Interface dataset entries
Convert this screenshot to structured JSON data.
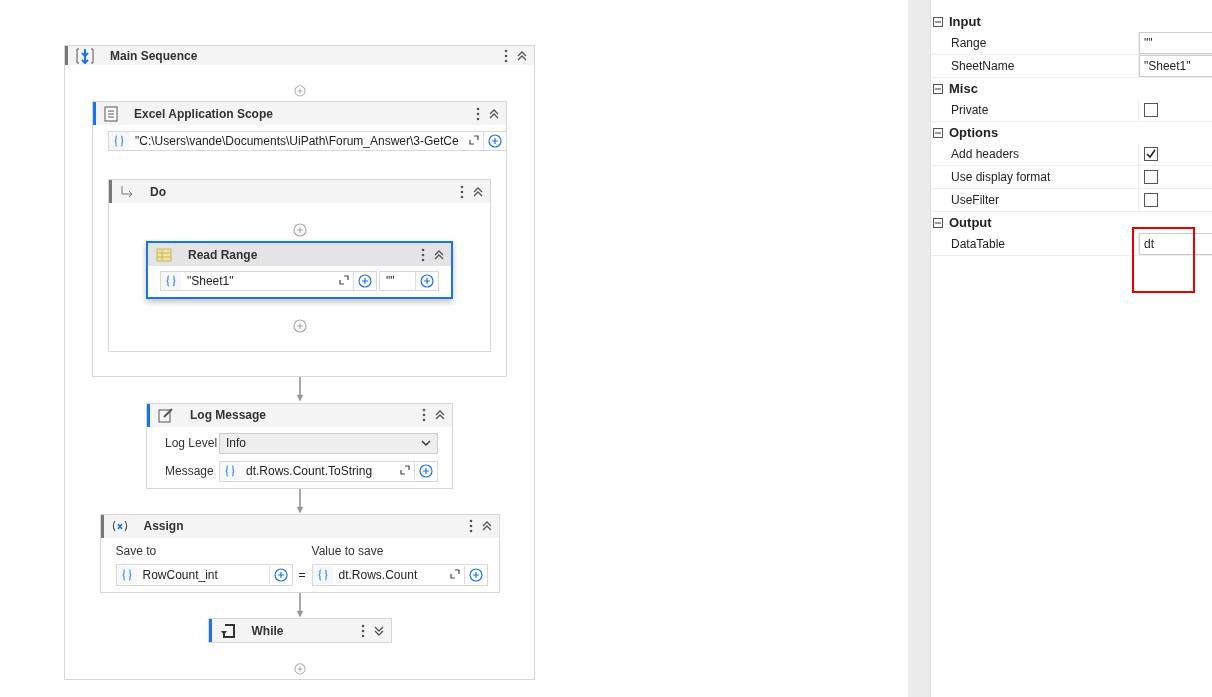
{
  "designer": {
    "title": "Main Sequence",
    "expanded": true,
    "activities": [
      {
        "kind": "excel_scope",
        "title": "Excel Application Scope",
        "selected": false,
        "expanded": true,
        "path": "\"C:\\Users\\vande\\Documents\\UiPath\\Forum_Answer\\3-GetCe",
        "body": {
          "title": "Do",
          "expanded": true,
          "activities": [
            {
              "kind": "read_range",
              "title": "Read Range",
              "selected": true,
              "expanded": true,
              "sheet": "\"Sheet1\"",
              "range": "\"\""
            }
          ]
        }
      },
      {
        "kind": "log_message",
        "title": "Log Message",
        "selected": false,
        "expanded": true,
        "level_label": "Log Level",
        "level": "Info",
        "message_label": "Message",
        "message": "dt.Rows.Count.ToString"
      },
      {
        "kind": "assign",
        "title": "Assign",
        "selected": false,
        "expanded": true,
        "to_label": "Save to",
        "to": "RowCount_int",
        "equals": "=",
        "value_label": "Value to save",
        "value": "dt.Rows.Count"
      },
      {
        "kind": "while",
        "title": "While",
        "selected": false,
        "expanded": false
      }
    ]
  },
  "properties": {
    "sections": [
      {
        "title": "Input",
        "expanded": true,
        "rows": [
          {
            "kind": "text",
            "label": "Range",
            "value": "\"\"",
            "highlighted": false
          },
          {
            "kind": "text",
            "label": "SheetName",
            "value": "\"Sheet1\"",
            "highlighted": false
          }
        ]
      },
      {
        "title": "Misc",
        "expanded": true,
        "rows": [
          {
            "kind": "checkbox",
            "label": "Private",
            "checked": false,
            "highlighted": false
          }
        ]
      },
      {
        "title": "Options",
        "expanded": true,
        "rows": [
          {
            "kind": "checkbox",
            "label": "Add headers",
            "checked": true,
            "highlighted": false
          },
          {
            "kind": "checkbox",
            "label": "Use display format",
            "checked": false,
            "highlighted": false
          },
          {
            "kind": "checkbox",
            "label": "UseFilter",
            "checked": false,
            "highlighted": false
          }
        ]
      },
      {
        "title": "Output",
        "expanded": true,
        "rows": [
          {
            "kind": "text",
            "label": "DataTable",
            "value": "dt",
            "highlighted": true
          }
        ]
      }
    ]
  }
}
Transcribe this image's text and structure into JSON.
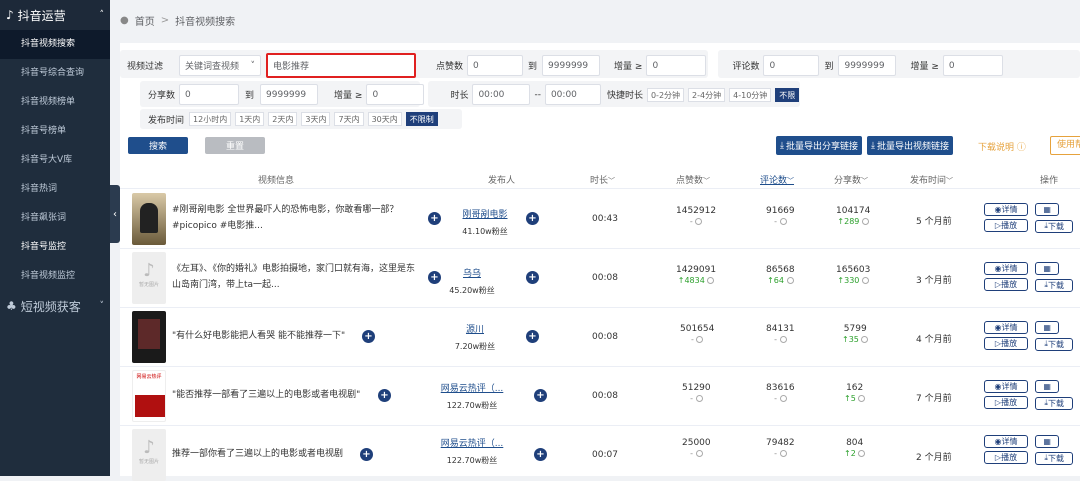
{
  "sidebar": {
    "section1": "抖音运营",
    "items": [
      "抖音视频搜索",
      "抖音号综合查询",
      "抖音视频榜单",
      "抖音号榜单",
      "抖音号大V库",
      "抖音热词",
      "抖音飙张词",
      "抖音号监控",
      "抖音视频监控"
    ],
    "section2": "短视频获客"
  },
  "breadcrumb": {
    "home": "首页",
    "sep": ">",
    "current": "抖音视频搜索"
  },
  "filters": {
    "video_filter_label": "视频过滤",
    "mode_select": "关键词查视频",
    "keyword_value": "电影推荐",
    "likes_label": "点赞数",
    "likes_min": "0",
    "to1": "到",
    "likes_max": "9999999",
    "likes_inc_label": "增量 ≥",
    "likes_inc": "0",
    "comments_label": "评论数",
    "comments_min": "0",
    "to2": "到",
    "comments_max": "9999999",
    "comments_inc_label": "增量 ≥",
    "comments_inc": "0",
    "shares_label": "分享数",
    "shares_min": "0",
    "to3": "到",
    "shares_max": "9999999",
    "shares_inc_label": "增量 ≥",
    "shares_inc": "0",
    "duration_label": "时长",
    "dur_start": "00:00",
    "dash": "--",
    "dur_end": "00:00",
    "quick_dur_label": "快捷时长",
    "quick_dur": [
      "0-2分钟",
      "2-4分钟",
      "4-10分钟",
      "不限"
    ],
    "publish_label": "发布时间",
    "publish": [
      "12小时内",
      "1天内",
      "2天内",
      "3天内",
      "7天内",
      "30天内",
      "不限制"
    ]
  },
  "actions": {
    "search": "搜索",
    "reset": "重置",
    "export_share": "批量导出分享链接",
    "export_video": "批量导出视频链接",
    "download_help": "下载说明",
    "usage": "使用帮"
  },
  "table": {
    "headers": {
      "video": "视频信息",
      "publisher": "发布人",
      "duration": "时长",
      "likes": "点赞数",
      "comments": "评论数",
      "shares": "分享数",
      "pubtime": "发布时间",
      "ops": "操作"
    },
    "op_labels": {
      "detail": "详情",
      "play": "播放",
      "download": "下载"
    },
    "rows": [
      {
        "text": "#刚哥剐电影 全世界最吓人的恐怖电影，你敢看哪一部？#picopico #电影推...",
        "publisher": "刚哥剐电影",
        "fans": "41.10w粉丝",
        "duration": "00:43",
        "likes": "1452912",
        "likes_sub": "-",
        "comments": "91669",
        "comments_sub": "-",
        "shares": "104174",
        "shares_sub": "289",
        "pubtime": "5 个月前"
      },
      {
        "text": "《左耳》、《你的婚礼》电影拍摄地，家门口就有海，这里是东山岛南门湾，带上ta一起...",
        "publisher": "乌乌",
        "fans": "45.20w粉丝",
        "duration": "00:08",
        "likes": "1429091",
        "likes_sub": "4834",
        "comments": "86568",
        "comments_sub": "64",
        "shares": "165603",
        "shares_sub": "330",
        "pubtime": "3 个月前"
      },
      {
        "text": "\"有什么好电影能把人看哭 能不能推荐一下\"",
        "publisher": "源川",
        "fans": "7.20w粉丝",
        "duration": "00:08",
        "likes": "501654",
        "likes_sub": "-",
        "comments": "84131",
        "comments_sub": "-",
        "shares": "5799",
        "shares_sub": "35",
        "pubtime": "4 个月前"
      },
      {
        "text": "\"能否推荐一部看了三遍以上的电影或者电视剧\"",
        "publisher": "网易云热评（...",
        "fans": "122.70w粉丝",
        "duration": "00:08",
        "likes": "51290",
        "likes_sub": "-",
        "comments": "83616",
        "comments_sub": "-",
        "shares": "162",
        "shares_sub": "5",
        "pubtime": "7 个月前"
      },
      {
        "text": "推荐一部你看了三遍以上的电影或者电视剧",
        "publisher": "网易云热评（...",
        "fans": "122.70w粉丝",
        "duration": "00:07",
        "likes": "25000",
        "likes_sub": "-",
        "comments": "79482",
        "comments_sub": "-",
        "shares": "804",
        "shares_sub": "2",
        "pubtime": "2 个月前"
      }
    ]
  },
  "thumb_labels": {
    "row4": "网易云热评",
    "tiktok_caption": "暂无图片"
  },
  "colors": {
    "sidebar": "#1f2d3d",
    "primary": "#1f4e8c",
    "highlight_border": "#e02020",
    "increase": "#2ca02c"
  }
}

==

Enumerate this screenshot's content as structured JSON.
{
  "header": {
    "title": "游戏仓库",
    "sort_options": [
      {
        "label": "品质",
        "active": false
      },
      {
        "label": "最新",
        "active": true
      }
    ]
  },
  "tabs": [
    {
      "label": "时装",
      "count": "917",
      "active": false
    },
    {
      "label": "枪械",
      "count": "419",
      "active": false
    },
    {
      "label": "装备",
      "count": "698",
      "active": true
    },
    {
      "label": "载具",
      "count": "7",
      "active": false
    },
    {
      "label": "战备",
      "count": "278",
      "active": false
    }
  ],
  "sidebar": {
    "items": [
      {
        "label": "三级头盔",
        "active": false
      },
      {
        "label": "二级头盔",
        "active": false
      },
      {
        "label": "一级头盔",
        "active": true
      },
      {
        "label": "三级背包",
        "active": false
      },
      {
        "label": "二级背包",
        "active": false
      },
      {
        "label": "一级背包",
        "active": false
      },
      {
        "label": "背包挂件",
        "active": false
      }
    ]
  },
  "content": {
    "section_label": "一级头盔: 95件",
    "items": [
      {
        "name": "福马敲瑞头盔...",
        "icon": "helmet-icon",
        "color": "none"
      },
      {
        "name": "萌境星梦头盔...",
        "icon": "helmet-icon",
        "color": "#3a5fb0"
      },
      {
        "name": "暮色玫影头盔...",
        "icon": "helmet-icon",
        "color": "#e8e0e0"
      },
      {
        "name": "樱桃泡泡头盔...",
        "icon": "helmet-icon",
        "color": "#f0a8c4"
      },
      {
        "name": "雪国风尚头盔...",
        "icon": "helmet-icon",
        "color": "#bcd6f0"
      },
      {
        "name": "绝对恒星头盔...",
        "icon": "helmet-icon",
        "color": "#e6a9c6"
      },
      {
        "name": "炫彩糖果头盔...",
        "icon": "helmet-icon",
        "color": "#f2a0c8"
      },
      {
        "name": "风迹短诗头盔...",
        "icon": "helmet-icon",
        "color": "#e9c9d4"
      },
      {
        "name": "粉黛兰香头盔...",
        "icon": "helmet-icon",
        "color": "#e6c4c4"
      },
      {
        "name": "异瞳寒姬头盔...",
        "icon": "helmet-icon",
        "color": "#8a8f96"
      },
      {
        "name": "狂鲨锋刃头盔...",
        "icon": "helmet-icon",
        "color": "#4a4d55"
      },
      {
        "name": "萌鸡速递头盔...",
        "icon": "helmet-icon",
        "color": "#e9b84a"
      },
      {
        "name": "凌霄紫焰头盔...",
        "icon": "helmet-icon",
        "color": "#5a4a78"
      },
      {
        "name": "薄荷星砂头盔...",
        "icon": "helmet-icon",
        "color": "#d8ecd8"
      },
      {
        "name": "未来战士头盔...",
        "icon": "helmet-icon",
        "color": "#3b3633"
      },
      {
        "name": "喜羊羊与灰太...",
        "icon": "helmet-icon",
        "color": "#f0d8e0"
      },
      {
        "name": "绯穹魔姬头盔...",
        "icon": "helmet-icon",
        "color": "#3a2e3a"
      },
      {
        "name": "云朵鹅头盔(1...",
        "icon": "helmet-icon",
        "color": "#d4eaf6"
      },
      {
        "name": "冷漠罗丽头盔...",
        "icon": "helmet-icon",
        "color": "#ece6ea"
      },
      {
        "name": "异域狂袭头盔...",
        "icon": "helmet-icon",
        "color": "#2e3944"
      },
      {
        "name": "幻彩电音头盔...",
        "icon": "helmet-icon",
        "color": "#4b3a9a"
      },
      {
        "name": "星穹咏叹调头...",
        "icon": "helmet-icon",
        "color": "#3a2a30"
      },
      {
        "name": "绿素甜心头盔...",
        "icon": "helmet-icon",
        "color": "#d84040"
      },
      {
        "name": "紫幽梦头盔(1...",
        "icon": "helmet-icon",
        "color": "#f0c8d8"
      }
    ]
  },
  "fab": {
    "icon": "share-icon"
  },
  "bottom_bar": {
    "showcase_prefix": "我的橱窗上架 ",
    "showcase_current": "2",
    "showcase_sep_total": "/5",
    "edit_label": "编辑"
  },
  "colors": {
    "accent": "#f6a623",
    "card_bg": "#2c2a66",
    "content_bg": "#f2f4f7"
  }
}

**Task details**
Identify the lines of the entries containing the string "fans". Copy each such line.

**Solved problem**
        "fans": "41.10w粉丝",
        "fans": "45.20w粉丝",
        "fans": "7.20w粉丝",
        "fans": "122.70w粉丝",
        "fans": "122.70w粉丝",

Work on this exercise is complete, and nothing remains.